My reasons for posting CU-173, the Wu-Schwarzchild report, as a public download

My reasons for posting CU-173, the Wu-Schwarzchild report, as a public download

Publication of scientific results is integral to the scientific process. Open sharing of the details of new researches and developments within the scientific community, usually in the form of publications in scientific journals, is a main mechanism for the advancement of scientific knowledge. Most important, open publication allows other scientists to respond to prior scientific work, either to confirm, build on, or contradict an earlier result.

This is how science advances. New theories and experimental techniques are tried out in the marketplace of ideas. They stand or fall on their merit and usefulness to other scientists. 

Chien-Shiung Wu was a master of scientific publication who produced hundreds of journal articles, monographs, lectures, chapters, textbooks and more during her stellar career. Yet, when she conducted her "Critical Examination of the He6 Recoil Experiment of Rustad and Ruby" together with Arthur Schwarzchild, she did not openly publish the results of the study in a publicly circulated  physics journal. 

Instead, the 18-page paper was filed as an internal Columbia University "technical report" on April 21, 1958, where it was doubtlessly carefully read by Wu's colleagues in the physics department. Printed copies bound in a green cover were then distributed to a selected list of recipients, including specific scientists working in the field and to libraries at major nuclear laboratories. 

It was cited in a journal articles by various physicists in the following years. I learned of it in 2012 when discovering the history of the Rustad-Ruby experiment by reading Allan Franklin's scholarly writings about experimental error. Evidently, even Franklin had trouble laying hands on a copy; in one of his papers, he thanks a British physicist, B.W. Ridley, for lending him a copy.

In 2016, I made a trip to New York to research in the C.S. Wu Papers in the Columbia University Special Collections. The main purpose for the trip was hopefully to find a copy of the report in her files. I spent two days inspecting boxes of her records, most of which were from after 1960. The best part was reading her correspondence with world-famous physicists. 

But, alas, the Critical Examination paper was not there, nor any files I could find specific to the Rustad-Ruby business. I did have one other payoff on that trip that I won't go into now (but will come back to). But I had come up empty handed in my search for CU-173.

However, when I got home and undertook a more comprehensive search, I noticed there was a single WorldCat listing for it—a hard copy of the report held at the Texas Tech University Library. I'm not sure how I missed that before, but now I made arrangements with a friend in academia to request an interlibrary loan, and a few weeks later I held it in my hands. 

It was a copy that had been sent in June 1958 to the technical library of the Babcock & Wilcox Atomic Energy Division in Lynchburg, Va, then accessioned to the Texas Tech library in February 1967. I'm not sure how many people before me had ever checked it out. 

I had the paper scanned to a PDF before returning it through the UCLA library. Unfortunately, the scan is not perfect and there is blurring along the document eft margin. I have had access to the document for the last five years and have reviewed it several times. I apologize, however, I never wrote about it for the blog until now.

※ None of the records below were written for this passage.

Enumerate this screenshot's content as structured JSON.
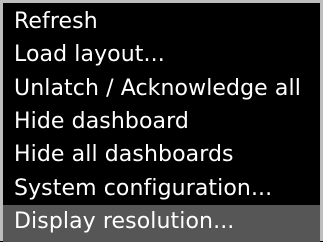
{
  "context_menu": {
    "items": [
      {
        "label": "Refresh",
        "highlighted": false
      },
      {
        "label": "Load layout...",
        "highlighted": false
      },
      {
        "label": "Unlatch / Acknowledge all",
        "highlighted": false
      },
      {
        "label": "Hide dashboard",
        "highlighted": false
      },
      {
        "label": "Hide all dashboards",
        "highlighted": false
      },
      {
        "label": "System configuration...",
        "highlighted": false
      },
      {
        "label": "Display resolution...",
        "highlighted": true
      }
    ],
    "colors": {
      "background": "#000000",
      "text": "#ffffff",
      "highlight": "#565656",
      "border": "#bdbdbd"
    }
  }
}
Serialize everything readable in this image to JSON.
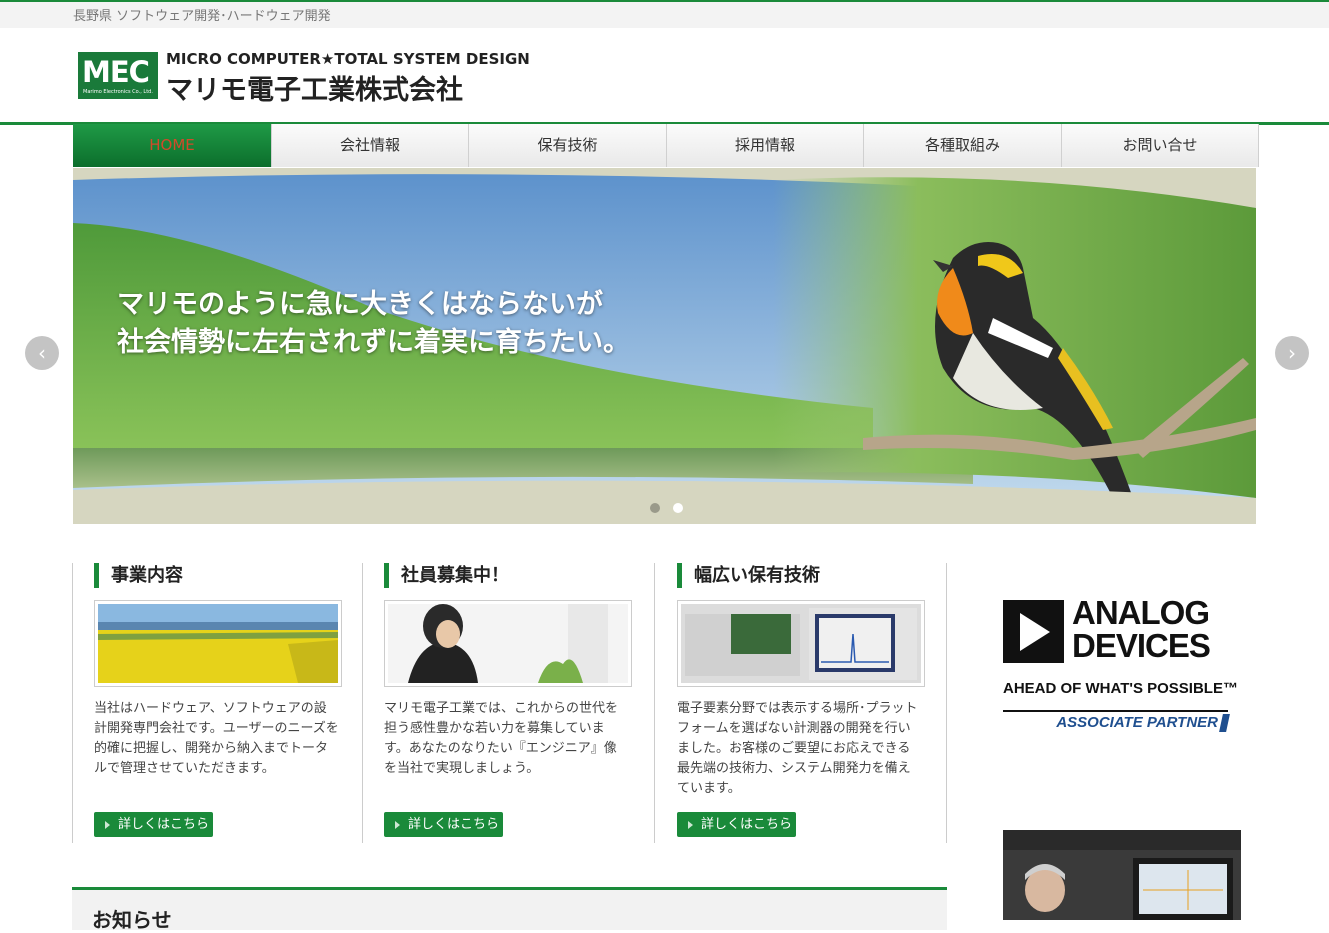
{
  "topbar": {
    "tagline": "長野県 ソフトウェア開発･ハードウェア開発"
  },
  "logo": {
    "mark": "MEC",
    "mark_small": "Marimo Electronics Co., Ltd.",
    "english": "MICRO COMPUTER★TOTAL SYSTEM DESIGN",
    "japanese": "マリモ電子工業株式会社"
  },
  "nav": {
    "items": [
      {
        "label": "HOME",
        "active": true
      },
      {
        "label": "会社情報"
      },
      {
        "label": "保有技術"
      },
      {
        "label": "採用情報"
      },
      {
        "label": "各種取組み"
      },
      {
        "label": "お問い合せ"
      }
    ]
  },
  "hero": {
    "line1": "マリモのように急に大きくはならないが",
    "line2": "社会情勢に左右されずに着実に育ちたい。",
    "prev": "‹",
    "next": "›",
    "slide_count": 2,
    "active_slide": 2
  },
  "columns": [
    {
      "title": "事業内容",
      "text": "当社はハードウェア、ソフトウェアの設計開発専門会社です。ユーザーのニーズを的確に把握し、開発から納入までトータルで管理させていただきます。",
      "button": "詳しくはこちら"
    },
    {
      "title": "社員募集中！",
      "text": "マリモ電子工業では、これからの世代を担う感性豊かな若い力を募集しています。あなたのなりたい『エンジニア』像を当社で実現しましょう。",
      "button": "詳しくはこちら"
    },
    {
      "title": "幅広い保有技術",
      "text": "電子要素分野では表示する場所･プラットフォームを選ばない計測器の開発を行いました。お客様のご要望にお応えできる最先端の技術力、システム開発力を備えています。",
      "button": "詳しくはこちら"
    }
  ],
  "news": {
    "title": "お知らせ"
  },
  "sidebar": {
    "adi_name_line1": "ANALOG",
    "adi_name_line2": "DEVICES",
    "adi_tagline": "AHEAD OF WHAT'S POSSIBLE™",
    "adi_partner": "ASSOCIATE PARTNER"
  },
  "colors": {
    "brand_green": "#1a8a3a",
    "partner_blue": "#1f4f8f",
    "nav_active_text": "#d24a2a"
  }
}
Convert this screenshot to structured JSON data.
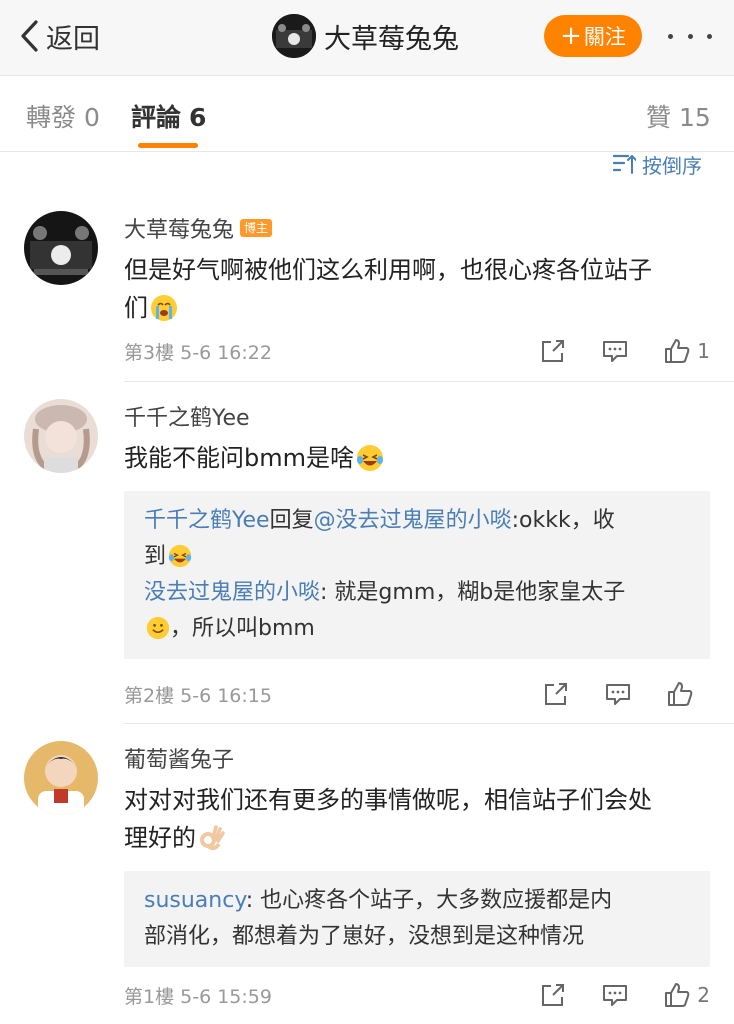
{
  "nav": {
    "back_label": "返回",
    "title": "大草莓兔兔",
    "follow_label": "關注"
  },
  "tabs": {
    "repost_label": "轉發",
    "repost_count": "0",
    "comments_label": "評論",
    "comments_count": "6",
    "likes_label": "贊",
    "likes_count": "15"
  },
  "sort_label": "按倒序",
  "comments": [
    {
      "name": "大草莓兔兔",
      "badge": "博主",
      "text_line1": "但是好气啊被他们这么利用啊，也很心疼各位站子",
      "text_line2": "们",
      "emoji": "crying-face-icon",
      "meta": "第3樓 5-6 16:22",
      "likes": "1"
    },
    {
      "name": "千千之鹤Yee",
      "text": "我能不能问bmm是啥",
      "emoji": "laughing-tears-icon",
      "replies": [
        {
          "name": "千千之鹤Yee",
          "reply_word": "回复",
          "mention": "@没去过鬼屋的小啖",
          "text_a": ":okkk，收",
          "text_b": "到"
        },
        {
          "name": "没去过鬼屋的小啖",
          "text_a": ": 就是gmm，糊b是他家皇太子",
          "text_b": "，所以叫bmm"
        }
      ],
      "meta": "第2樓 5-6 16:15",
      "likes": ""
    },
    {
      "name": "葡萄酱兔子",
      "text_line1": "对对对我们还有更多的事情做呢，相信站子们会处",
      "text_line2": "理好的",
      "emoji": "ok-hand-icon",
      "replies": [
        {
          "name": "susuancy",
          "text_a": ": 也心疼各个站子，大多数应援都是内",
          "text_b": "部消化，都想着为了崽好，没想到是这种情况"
        }
      ],
      "meta": "第1樓 5-6 15:59",
      "likes": "2"
    }
  ],
  "colors": {
    "accent": "#ff8200",
    "link": "#4a7eb6",
    "meta": "#999999"
  }
}
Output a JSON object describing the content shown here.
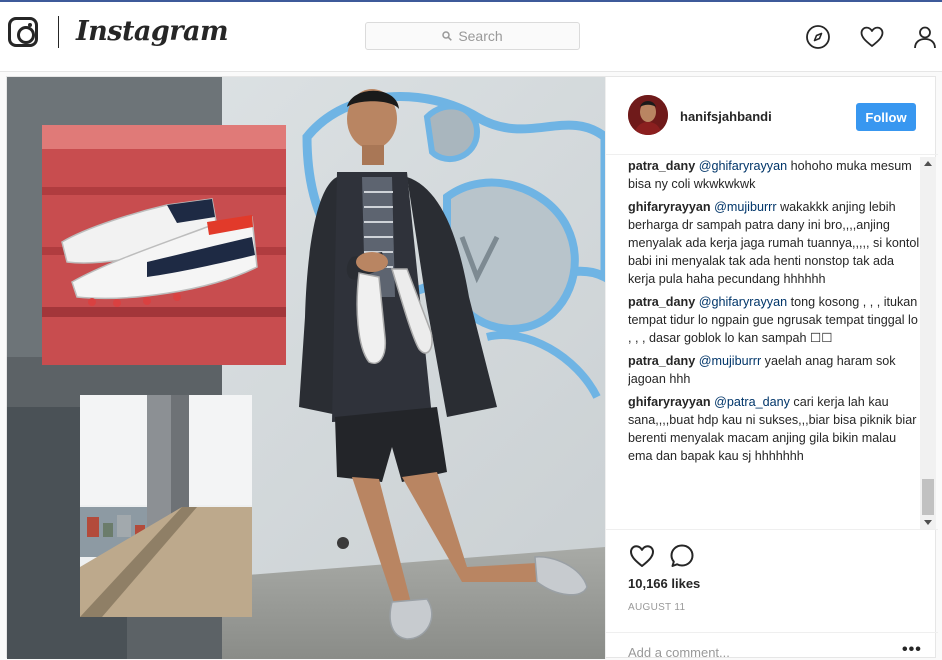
{
  "nav": {
    "brand": "Instagram",
    "search_placeholder": "Search"
  },
  "post": {
    "username": "hanifsjahbandi",
    "follow_label": "Follow",
    "comments": [
      {
        "author": "patra_dany",
        "mention": "@ghifaryrayyan",
        "text": " hohoho muka mesum bisa ny coli wkwkwkwk"
      },
      {
        "author": "ghifaryrayyan",
        "mention": "@mujiburrr",
        "text": " wakakkk anjing lebih berharga dr sampah patra dany ini bro,,,,anjing menyalak ada kerja jaga rumah tuannya,,,,, si kontol babi ini menyalak tak ada henti nonstop tak ada kerja pula haha pecundang hhhhhh"
      },
      {
        "author": "patra_dany",
        "mention": "@ghifaryrayyan",
        "text": " tong kosong , , , itukan tempat tidur lo ngpain gue ngrusak tempat tinggal lo , , , dasar goblok lo kan sampah ☐☐"
      },
      {
        "author": "patra_dany",
        "mention": "@mujiburrr",
        "text": " yaelah anag haram sok jagoan hhh"
      },
      {
        "author": "ghifaryrayyan",
        "mention": "@patra_dany",
        "text": " cari kerja lah kau sana,,,,buat hdp kau ni sukses,,,biar bisa piknik biar berenti menyalak macam anjing gila bikin malau ema dan bapak kau sj hhhhhhh"
      }
    ],
    "likes": "10,166 likes",
    "date": "AUGUST 11",
    "add_comment_placeholder": "Add a comment...",
    "more_label": "•••"
  },
  "colors": {
    "accent": "#3897f0",
    "mention": "#003569",
    "border": "#e6e6e6"
  }
}
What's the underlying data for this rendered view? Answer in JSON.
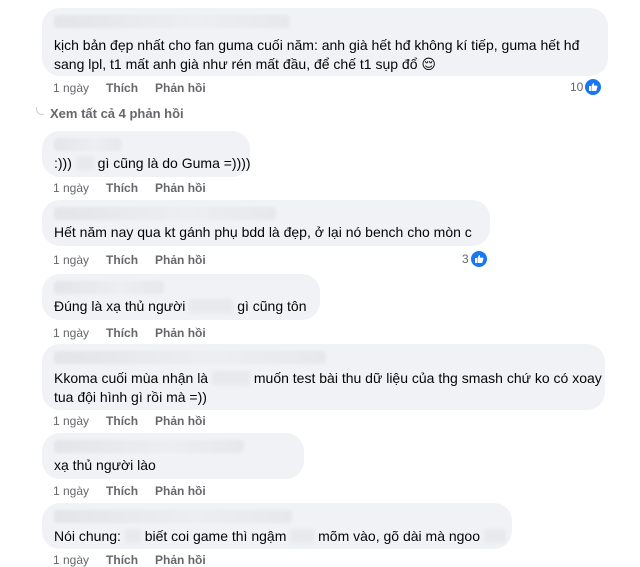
{
  "accent_color": "#1877f2",
  "comments": [
    {
      "text_lines": [
        "kịch bản đẹp nhất cho fan guma cuối năm: anh già hết hđ không kí tiếp, guma hết hđ",
        "sang lpl, t1 mất anh già như rén mất đầu, để chế t1 sụp đổ 😌"
      ],
      "time": "1 ngày",
      "like_label": "Thích",
      "reply_label": "Phản hồi",
      "reactions": "10"
    },
    {
      "text_parts": [
        ":)))",
        "gì cũng là do Guma =))))"
      ],
      "time": "1 ngày",
      "like_label": "Thích",
      "reply_label": "Phản hồi"
    },
    {
      "text_parts": [
        "Hết năm nay qua kt gánh phụ bdd là đẹp, ở lại nó bench cho mòn c"
      ],
      "time": "1 ngày",
      "like_label": "Thích",
      "reply_label": "Phản hồi",
      "reactions": "3"
    },
    {
      "text_parts": [
        "Đúng là xạ thủ người",
        "gì cũng tôn"
      ],
      "time": "1 ngày",
      "like_label": "Thích",
      "reply_label": "Phản hồi"
    },
    {
      "text_parts": [
        "Kkoma cuối mùa nhận là",
        "muốn test bài thu dữ liệu của thg smash chứ ko có xoay"
      ],
      "text_line2": "tua đội hình gì rồi mà =))",
      "time": "1 ngày",
      "like_label": "Thích",
      "reply_label": "Phản hồi"
    },
    {
      "text_parts": [
        "xạ thủ người lào"
      ],
      "time": "1 ngày",
      "like_label": "Thích",
      "reply_label": "Phản hồi"
    },
    {
      "text_parts": [
        "Nói chung:",
        "biết coi game thì ngậm",
        "mõm vào, gõ dài mà ngoo"
      ],
      "time": "1 ngày",
      "like_label": "Thích",
      "reply_label": "Phản hồi"
    }
  ],
  "see_all_replies": "Xem tất cả 4 phản hồi",
  "icons": {
    "like": "thumbs-up-icon"
  }
}
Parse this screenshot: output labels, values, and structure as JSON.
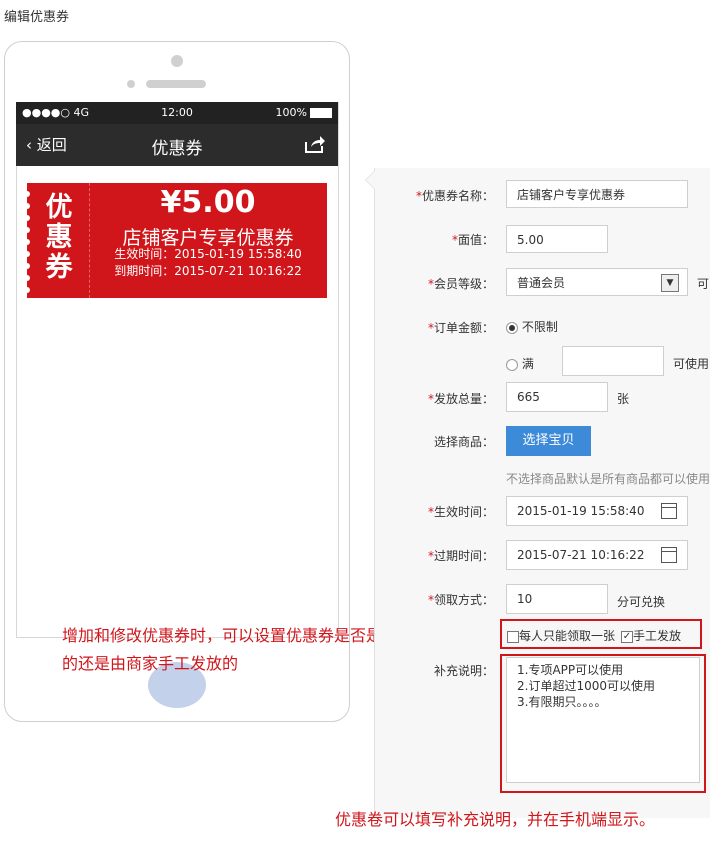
{
  "page_title": "编辑优惠券",
  "phone": {
    "status": {
      "signal": "●●●●○ 4G",
      "time": "12:00",
      "battery": "100%"
    },
    "nav": {
      "back": "返回",
      "title": "优惠券"
    },
    "coupon": {
      "tag_chars": [
        "优",
        "惠",
        "券"
      ],
      "amount": "¥5.00",
      "name": "店铺客户专享优惠券",
      "start": "生效时间：2015-01-19 15:58:40",
      "end": "到期时间：2015-07-21 10:16:22",
      "color": "#d0161b"
    }
  },
  "annotations": {
    "note1": "增加和修改优惠券时，可以设置优惠券是否是自行领取的还是由商家手工发放的",
    "note2": "优惠卷可以填写补充说明，并在手机端显示。"
  },
  "form": {
    "name": {
      "label": "优惠券名称：",
      "value": "店铺客户专享优惠券"
    },
    "face_value": {
      "label": "面值：",
      "value": "5.00"
    },
    "member_level": {
      "label": "会员等级：",
      "value": "普通会员",
      "trailing": "可"
    },
    "order_amount": {
      "label": "订单金额：",
      "option_unlimited": "不限制",
      "option_over": "满",
      "over_value": "",
      "over_suffix": "可使用"
    },
    "total_issue": {
      "label": "发放总量：",
      "value": "665",
      "unit": "张"
    },
    "products": {
      "label": "选择商品：",
      "button": "选择宝贝",
      "hint": "不选择商品默认是所有商品都可以使用"
    },
    "start_time": {
      "label": "生效时间：",
      "value": "2015-01-19 15:58:40"
    },
    "end_time": {
      "label": "过期时间：",
      "value": "2015-07-21 10:16:22"
    },
    "claim_method": {
      "label": "领取方式：",
      "value": "10",
      "suffix": "分可兑换",
      "limit_one": "每人只能领取一张",
      "manual": "手工发放",
      "limit_one_checked": false,
      "manual_checked": true
    },
    "description": {
      "label": "补充说明：",
      "lines": [
        "1.专项APP可以使用",
        "2.订单超过1000可以使用",
        "3.有限期只。。。。"
      ]
    }
  }
}
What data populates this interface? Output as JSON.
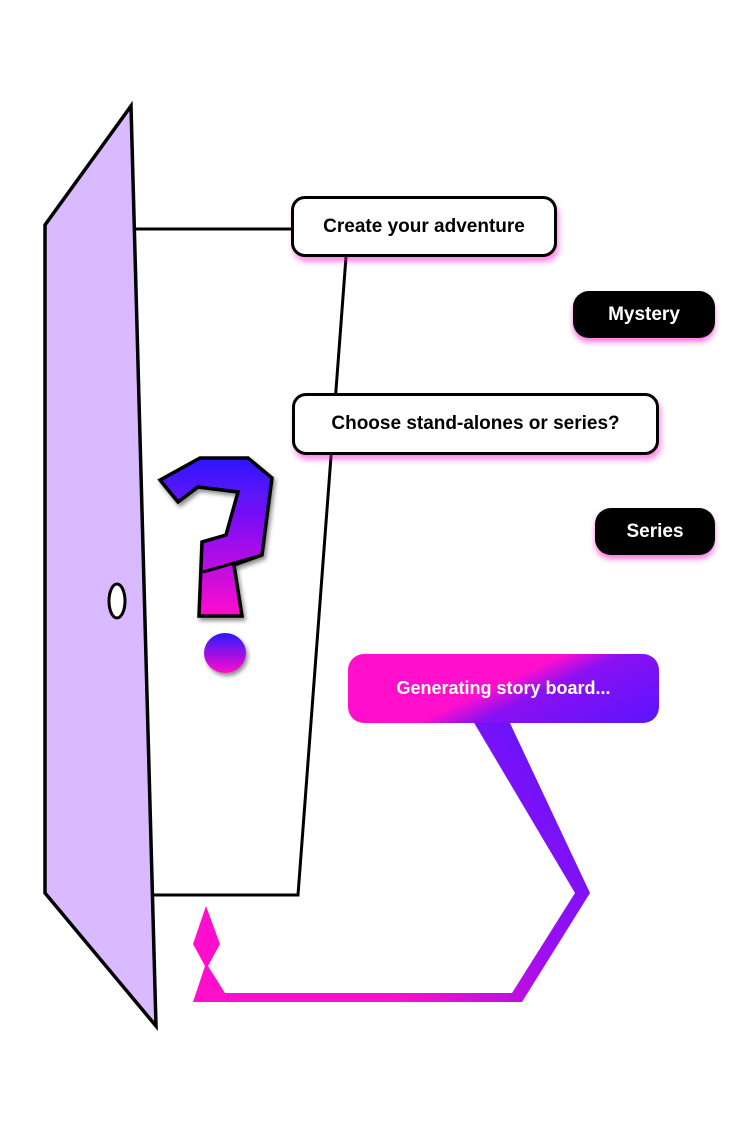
{
  "prompts": {
    "create": "Create your adventure",
    "choose": "Choose stand-alones or series?"
  },
  "options": {
    "mystery": "Mystery",
    "series": "Series"
  },
  "status": {
    "generating": "Generating story board..."
  },
  "colors": {
    "door": "#d9b9ff",
    "accent_pink": "#ff0fcc",
    "accent_blue": "#2b14ff",
    "accent_purple": "#8a10f2",
    "ink": "#000000"
  },
  "icons": {
    "question_mark": "question-mark-icon",
    "door_knob": "door-knob-icon",
    "door": "door-illustration",
    "ribbon": "ribbon-arrow"
  }
}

I wasn't ready at the time to dig into the complicated science involved either in this paper or the overall field of nuclear physics. Now, belatedly, all that work is happening. 

The main way I have been educating myself is by assembling and cataloging a library of source documents relevant to the Rustad-Ruby experiment. I'll write more about the citation library at another time, but here I want to mention that I am careful in presenting these sources not to infringe on publisher copyrights. FHM citations include an abstract or summary as well as selected excerpts, but the full text of source documents are not readable or downloadable on the site. 

There are a handful of citations that come with an option to download a PDF. I'll use this sparingly when a document is clearly in the public domain, or when I have explicit permission. I mention all this here as a preamble for my explanation about why I decided to post my PDF of the Texas Tech's copy of the CU-173 document.

1. The document is of academic interest to science historians.

2. It is not available elsewhere in an electronic format.

3. It has been 64 years since the date of publication.

4. There is no good reason for it to be secret. 

5. My father's reputation and memory are affected by the report's content.

6. C.S. Wu is a prominent historical figure, more so today than at the time of her death in 1997.

I believe all of these add up to an argument for fair use and a justification for my decision to post the paper publicly. If anyone at Columbia or Texas Tech disagrees, feel free to contact me. 

Click the link to the right under Download Vault to view the document or download it to your computer. Also, you may view the FHM citation for it as an introduction to our citation feature. 

I am not going to get into the substance of the report today. There will be multiple posts coming up on that and related matters. For now, you can take a first look at the document. Pay attention to the first few pages, the conclusion and also the acknowledgements.